LONDON, Jan 13 (Reuters)- Britain's FTSE 100 traded slightly lower on Monday, lagging its continental peers as falls in heavyweight oil stocks more than offset a rally in banks.
The latter were boosted by the prospect of lighter leverage rules.
Energy shares tracked crude prices lower as an international deal on Iran's nuclear programme was seen as potentially paving the way for a lifting of sanctions on the country, bringing Iranian oil back onto the global market.
Oil major BP was down 0.9 percent, also hit buy a target price cut from analysts at Barclays.
The energy sector, the largest on the FTSE, knocked 7.1 points off the index, which was down 3.78 points, or 0.1 percent at 6,736.16 points 1155 GMT.
Defensive food & beverage, pharmaceutical and utilities shares also weighed on the market as investors switched into sectors that offer greater exposure to a nascent European economic recovery, such as banks and auto parts.

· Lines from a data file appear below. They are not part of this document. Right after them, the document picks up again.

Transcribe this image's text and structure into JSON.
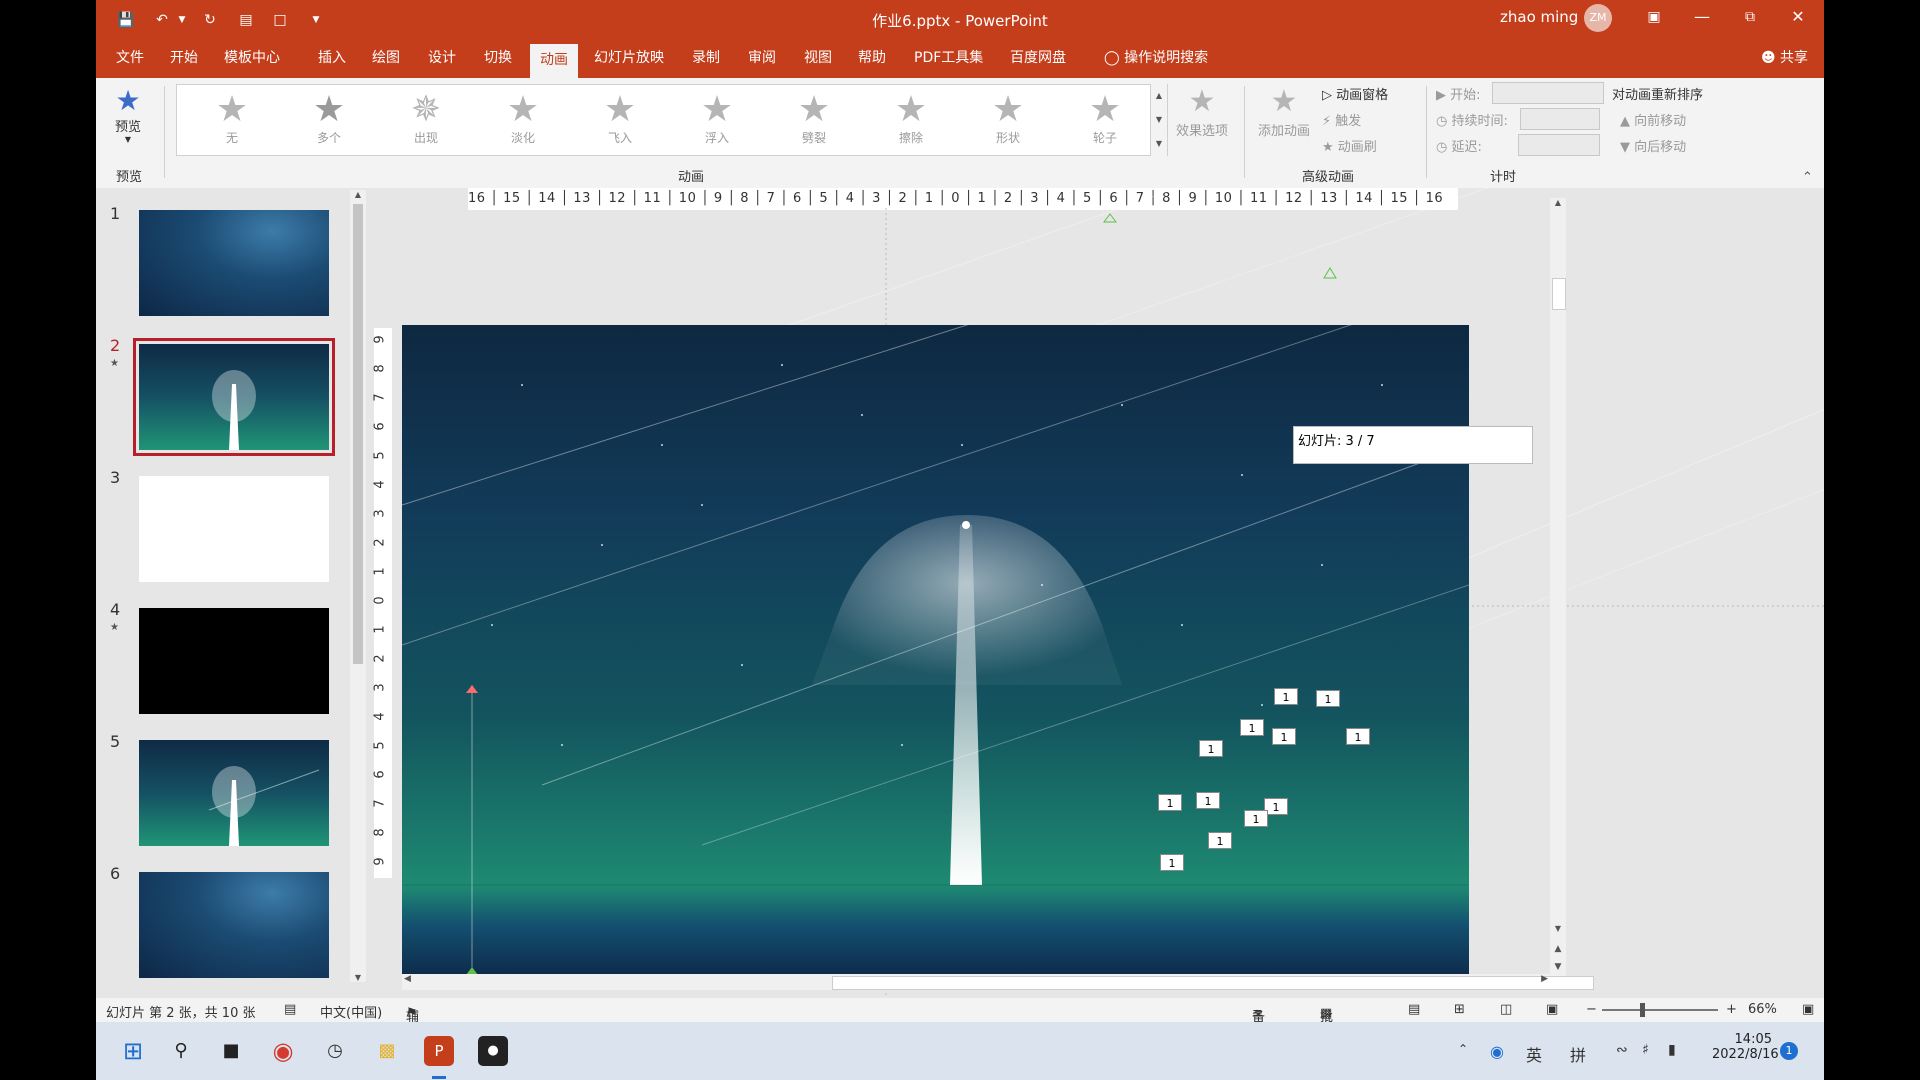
{
  "titlebar": {
    "title": "作业6.pptx  -  PowerPoint",
    "user": "zhao ming",
    "avatar_initials": "ZM"
  },
  "tabs": [
    "文件",
    "开始",
    "模板中心",
    "插入",
    "绘图",
    "设计",
    "切换",
    "动画",
    "幻灯片放映",
    "录制",
    "审阅",
    "视图",
    "帮助",
    "PDF工具集",
    "百度网盘"
  ],
  "active_tab": "动画",
  "tell_me": "操作说明搜索",
  "share": "共享",
  "ribbon": {
    "preview_label": "预览",
    "preview_group": "预览",
    "animations_group": "动画",
    "advanced_group": "高级动画",
    "timing_group": "计时",
    "gallery": [
      "无",
      "多个",
      "出现",
      "淡化",
      "飞入",
      "浮入",
      "劈裂",
      "擦除",
      "形状",
      "轮子"
    ],
    "effect_options": "效果选项",
    "add_animation": "添加动画",
    "animation_pane": "动画窗格",
    "trigger": "触发",
    "animation_painter": "动画刷",
    "start": "开始:",
    "duration": "持续时间:",
    "delay": "延迟:",
    "reorder": "对动画重新排序",
    "move_earlier": "向前移动",
    "move_later": "向后移动"
  },
  "thumbnails": [
    {
      "num": "1",
      "style": "blue",
      "star": false
    },
    {
      "num": "2",
      "style": "spotlight",
      "star": true,
      "selected": true
    },
    {
      "num": "3",
      "style": "white",
      "star": false
    },
    {
      "num": "4",
      "style": "black",
      "star": true
    },
    {
      "num": "5",
      "style": "spotlight",
      "star": false
    },
    {
      "num": "6",
      "style": "blue",
      "star": false
    }
  ],
  "ruler_h": "16 │ 15 │ 14 │ 13 │ 12 │ 11 │ 10 │ 9 │ 8 │ 7 │ 6 │ 5 │ 4 │ 3 │ 2 │ 1 │ 0 │ 1 │ 2 │ 3 │ 4 │ 5 │ 6 │ 7 │ 8 │ 9 │ 10 │ 11 │ 12 │ 13 │ 14 │ 15 │ 16",
  "ruler_v": [
    "9",
    "8",
    "7",
    "6",
    "5",
    "4",
    "3",
    "2",
    "1",
    "0",
    "1",
    "2",
    "3",
    "4",
    "5",
    "6",
    "7",
    "8",
    "9"
  ],
  "popup": "幻灯片: 3 / 7",
  "tags": [
    "1",
    "1",
    "1",
    "1",
    "1",
    "1",
    "1",
    "1",
    "1",
    "1",
    "1",
    "1"
  ],
  "status": {
    "slide_info": "幻灯片 第 2 张，共 10 张",
    "language": "中文(中国)",
    "accessibility": "辅助功能: 调查",
    "notes": "备注",
    "comments": "批注",
    "zoom": "66%"
  },
  "taskbar": {
    "ime_en": "英",
    "ime_pinyin": "拼",
    "time": "14:05",
    "date": "2022/8/16",
    "notif": "1"
  },
  "colors": {
    "brand": "#c43e1c",
    "selected_thumb": "#b7202b"
  }
}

The FTSE has risen roughly 3.5 percent in the past six months, compared with an 11 percent increase for the pan-European FTSEurofirst 300, due to the British index's higher weightings in defensive sectors and in shares that depend on commodity prices, which have mostly flatlined or fallen in recent months.
"We see more opportunities in continental Europe, Nick Nelson, a strategist at UBS, said. "We've still got a (FTSE) target of 7,400 for the year but we just think you're going to see better performance when you look across the wider European area."
Banks helped keep the FTSE afloat after regulators agreed on Sunday that they would be able to include derivatives on a net rather than the much bigger gross basis when calculating leverage ratios under Basel III.
The easing is aimed at keeping the global economy financed as it means banks will not have an incentive to ditch some types of assets, such as loans to companies, in order to meet the leverage targets.
"It's all about the banks. The relaxing of the regulations is really improving investor sentiment in the sector," said Jonathan Roy, a broker at London Stone Securities.
Barclays rose 2.6 percent, Royal Bank of Scotland was up 2.5 percent and Lloyds up 1.1 percent.
"This change in guidance around the leverage ratio calculation is likely to be most beneficial for investment banks, in our view, and hence of the quoted UK banks we would expect Barclays' shares to react most positively to this news," Gary Greenwood, analyst at Shore Capital, said in a note.
WM Morrison rose 4.9 percent to the top of the FTSE after media reports that, following weaker than expected Christmas sales, the grocer was under pressure from investors to sell part of its property portfolio, freeing up cash to return to shareholders.
"(Property sales worth) 800 million pounds to 1 billion pounds ($1.65 billion) could be a sensible amount," Graham Jones, an analyst at Panmure Gordon & Co, said.
"Then they could do a (share) buyback to offset the earnings dilution from a higher rental cost together with a special dividend."
Jones, however, cautioned the sale of some of Morrison's property assets was "no magic wand" and the group's prospects were still hampered by a poor competitive position.
Volume on Morrison's stock was nearly three times its full-day average for the past three months, compared to around 40 percent of the average for the FTSE.